March 29th, 2019
The Friday Five 
The "Friday Five" is intended to be a weekly offering to those interested in the work of Middletown Youth Services Bureau and the Greater Middletown Community Collaborative and contains various news of interest around supporting youth and building community. Enjoy!

1. To Read:
MYSB leads CT towards juvenile justice reform

Restorative justice work in Middletown is not only breaking boundaries, it is now breaking news. On Thursday the Middletown Press highlighted our community's lead in improving the system of punishment placed on youth through adopting circling methods and restorative practices both on a state and national level. Taking a restorative and trauma informed approach is a paradigm shift from harmful zero-tolerance approaches to punishment. Middletown's commitment to this model is instrumental in spearheading a national change in youth behavioral justice.  

2. To Read: 
School Shootings and Trauma

The impact of trauma caused by school shootings devastate communities long after the gunfire stops. Looking at long term behavioral trends of the thousands impacted by these atrocities has revealed data on long-term trauma and suicide sprees. As we work to improve the behavioral health support of our own community, it is important that we are aware of the devastating consequences that long-term trauma can impose and ultimately, what can be done preventatively against these consequences. 

3. To Read: 
"The Science Behind Suicide Contagion" 

While we continue to consume and share news regarding the four recent suicide deaths that have been traced back to long-term trauma from school shootings, it is paramount that we understand the impact of news coverage on the public. Studies have shown a strong correlation between suicide contagion and publicity on suicide events. Looking at why this trend exists and how it can be prevented is essential in the healing process for all suicide-affected communities and preventing further harm to communities. 

4. To Attend: 
Middletown 10 and 3.5 Mile Race!

Join neighbors and friends on Sunday, April 7th for the Hartford Marathon Foundation Middletown Legends 10 mile and 3.5 mile road race. Harvard Pilgrim Health care is this year's lead sponsor with support from partners at Middlesex Health and Mondo Restaurant. The race will start on High Street and finish on Main Street with a post race party. Gilead Community Services has a team running in the 3.5-mile race to raise awareness about mental illness and the number of people affected. Come to run or simply to show your support!

5. To Attend: 
Explore this week's variety of events

1. Container Gardening Workshop: Spring has sprung! This Saturday, March 30th at 10:00 am in the activity room of Russell Library bring the family for a container gardening workshop. N o registration required. Sponsored by the Urban Agriculture Partners, the Opportunity Knocks Collaborative, and the Friends of the Russell Library.

2. Exploring College Pathways: Middletown and Meriden High Schoolers, learn about the college admissions process and receive advice and support through the Exploring College Pathways' multiple workshops series offered by the Jewett Center For Community Partnerships. The workshops, t aking place both in-school and out of school, will involve informal discussion groups over lunch, panels, college essay coaching, and more. 

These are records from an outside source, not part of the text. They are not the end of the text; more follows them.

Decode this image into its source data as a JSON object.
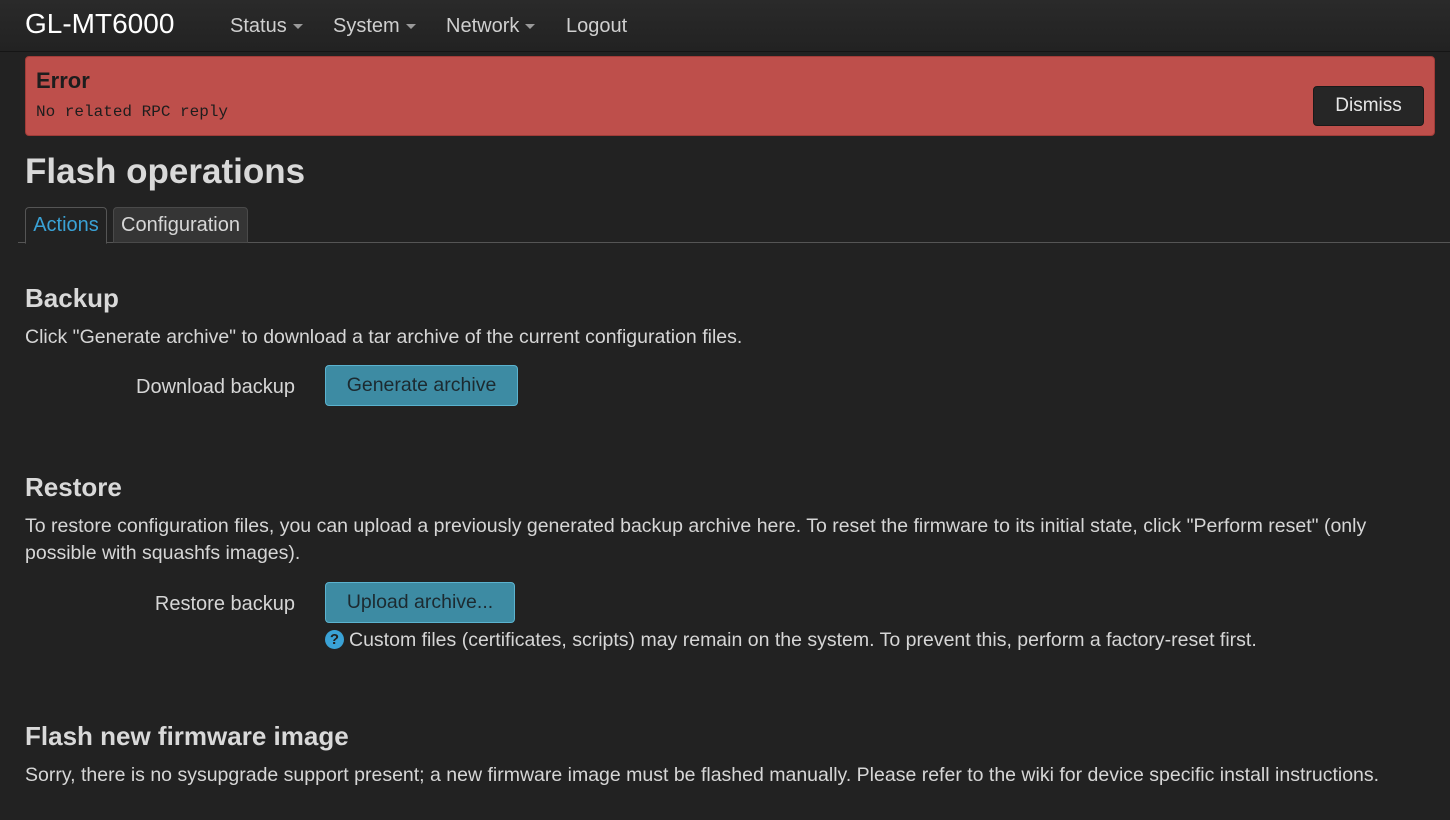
{
  "navbar": {
    "brand": "GL-MT6000",
    "items": [
      {
        "label": "Status",
        "dropdown": true
      },
      {
        "label": "System",
        "dropdown": true
      },
      {
        "label": "Network",
        "dropdown": true
      },
      {
        "label": "Logout",
        "dropdown": false
      }
    ]
  },
  "alert": {
    "title": "Error",
    "message": "No related RPC reply",
    "dismiss_label": "Dismiss",
    "color": "#be4f4b"
  },
  "page": {
    "title": "Flash operations",
    "tabs": [
      {
        "label": "Actions",
        "active": true
      },
      {
        "label": "Configuration",
        "active": false
      }
    ]
  },
  "backup": {
    "title": "Backup",
    "description": "Click \"Generate archive\" to download a tar archive of the current configuration files.",
    "field_label": "Download backup",
    "button_label": "Generate archive"
  },
  "restore": {
    "title": "Restore",
    "description": "To restore configuration files, you can upload a previously generated backup archive here. To reset the firmware to its initial state, click \"Perform reset\" (only possible with squashfs images).",
    "field_label": "Restore backup",
    "button_label": "Upload archive...",
    "help_icon": "question-circle-icon",
    "help_text": "Custom files (certificates, scripts) may remain on the system. To prevent this, perform a factory-reset first."
  },
  "firmware": {
    "title": "Flash new firmware image",
    "description": "Sorry, there is no sysupgrade support present; a new firmware image must be flashed manually. Please refer to the wiki for device specific install instructions."
  },
  "colors": {
    "background": "#222222",
    "accent": "#3aa2d6",
    "button": "#3d8ba3"
  }
}
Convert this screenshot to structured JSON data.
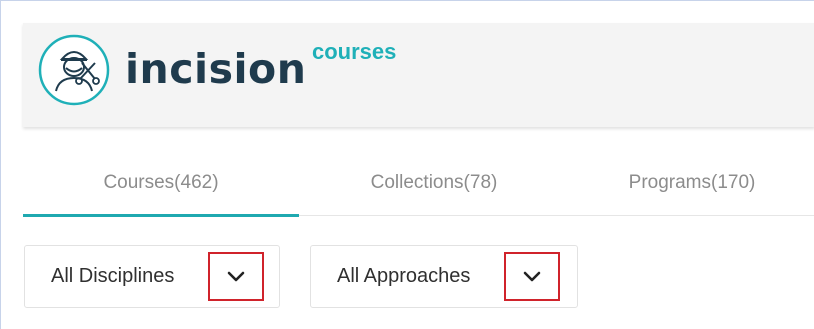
{
  "colors": {
    "brand_dark": "#1f3b4d",
    "brand_accent": "#1fb0b8",
    "tab_active_underline": "#1fa9b0",
    "highlight_box": "#d0232b"
  },
  "header": {
    "logo_icon": "surgeon-with-scissors-icon",
    "brand_name": "incision",
    "brand_sub": "courses"
  },
  "tabs": [
    {
      "label": "Courses(462)",
      "active": true
    },
    {
      "label": "Collections(78)",
      "active": false
    },
    {
      "label": "Programs(170)",
      "active": false
    }
  ],
  "filters": {
    "disciplines": {
      "selected": "All Disciplines",
      "icon": "chevron-down-icon"
    },
    "approaches": {
      "selected": "All Approaches",
      "icon": "chevron-down-icon"
    }
  }
}
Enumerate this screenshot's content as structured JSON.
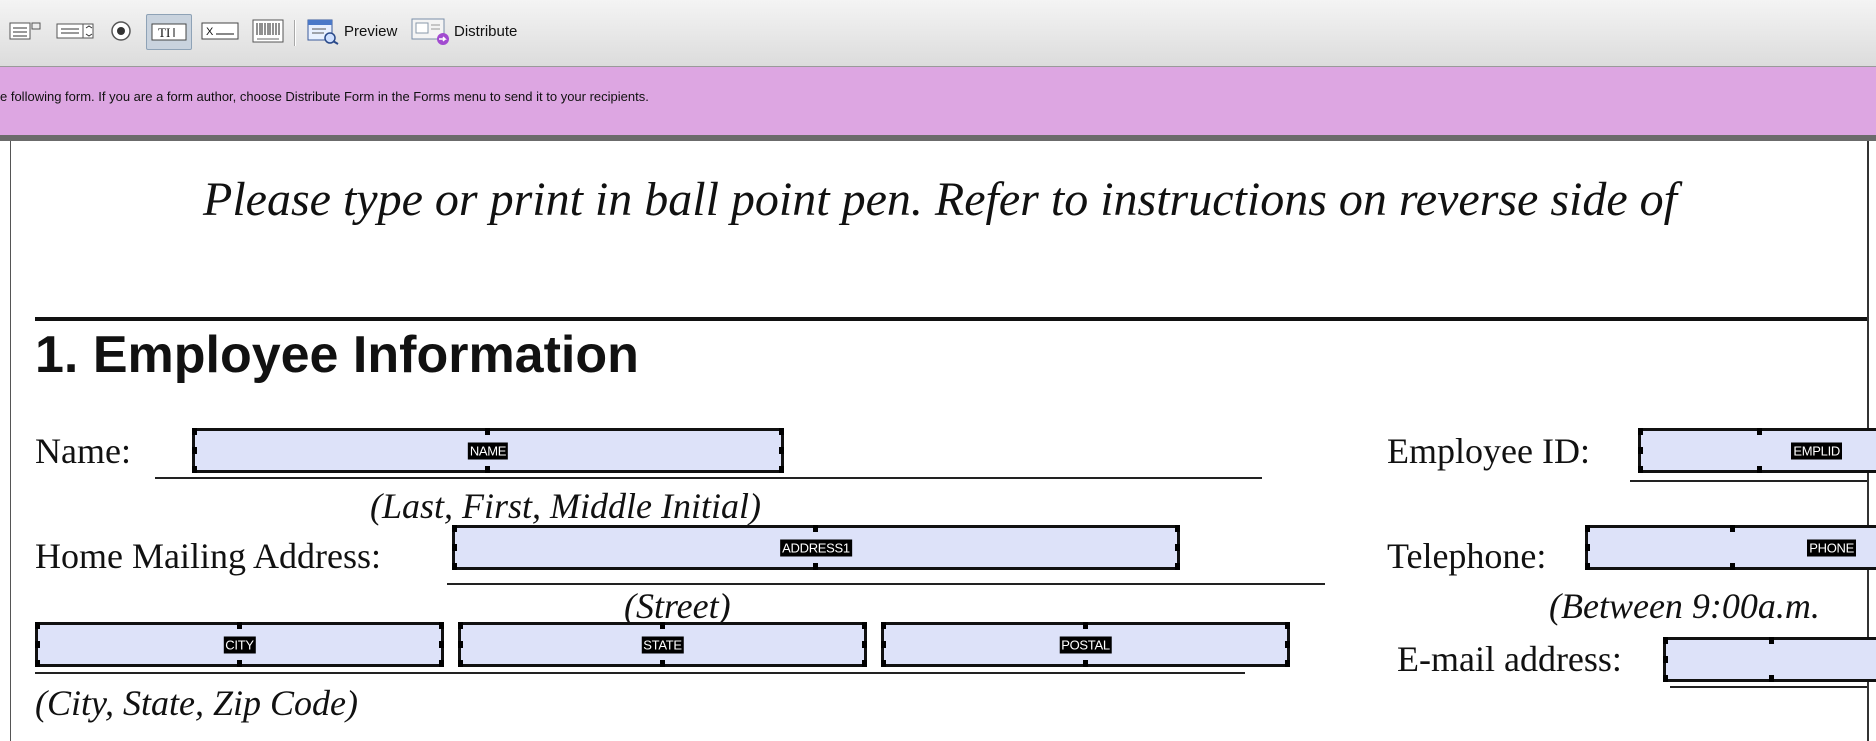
{
  "toolbar": {
    "preview_label": "Preview",
    "distribute_label": "Distribute"
  },
  "banner": {
    "message": "e following form. If you are a form author, choose Distribute Form in the Forms menu to send it to your recipients."
  },
  "form": {
    "instruction": "Please type or print in ball point pen. Refer to instructions on reverse side of",
    "section_title": "1. Employee Information",
    "labels": {
      "name": "Name:",
      "name_hint": "(Last, First, Middle Initial)",
      "address": "Home Mailing Address:",
      "street_hint": "(Street)",
      "city_hint": "(City, State, Zip Code)",
      "employee_id": "Employee ID:",
      "telephone": "Telephone:",
      "phone_hint": "(Between 9:00a.m.",
      "email": "E-mail address:"
    },
    "fields": {
      "name": "NAME",
      "address1": "ADDRESS1",
      "city": "CITY",
      "state": "STATE",
      "postal": "POSTAL",
      "emplid": "EMPLID",
      "phone": "PHONE"
    }
  },
  "colors": {
    "banner": "#dda6e2",
    "field_fill": "#dde2f9"
  }
}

"Partnering with Wesleyan University to provide our students with real-life connections to college has an immeasurable impact and positively influences their life trajectories. It is our collective work to provide opportunities for the next generation." - Dr. Miguel Cardona, Assistant Superintendent, Meriden Public Schools

All interested high-schoolers please contact your guidance counselor for registration details. 

3. Racial Justice Book Group: Join the  Middletown Racial Justice Group at Russell Library Tuesday April 2nd at 6:00 pm in meeting room 2 for a discussion on Virginia Eubanks' book, " Automating Inequality: How High-Tech Tools Profile, Police, and Punish the Poor." 

"[Automating Inequality's] argument is that the use of automated decision-making in social service programs creates a "digital poorhouse" that perpetuates the kinds of negative moral judgments that have always been attached to poverty in America...Eubanks proposes a Hippocratic oath for data scientists, whereby they would vow to respect all people and to not compound patterns of discrimination." - The New York Review of Books

Order on Amazon HERE.

Have a suggestion?
For suggestions of meeting topics or Friday Five materials, please email Justin Carbonella at or call 860.854.6030.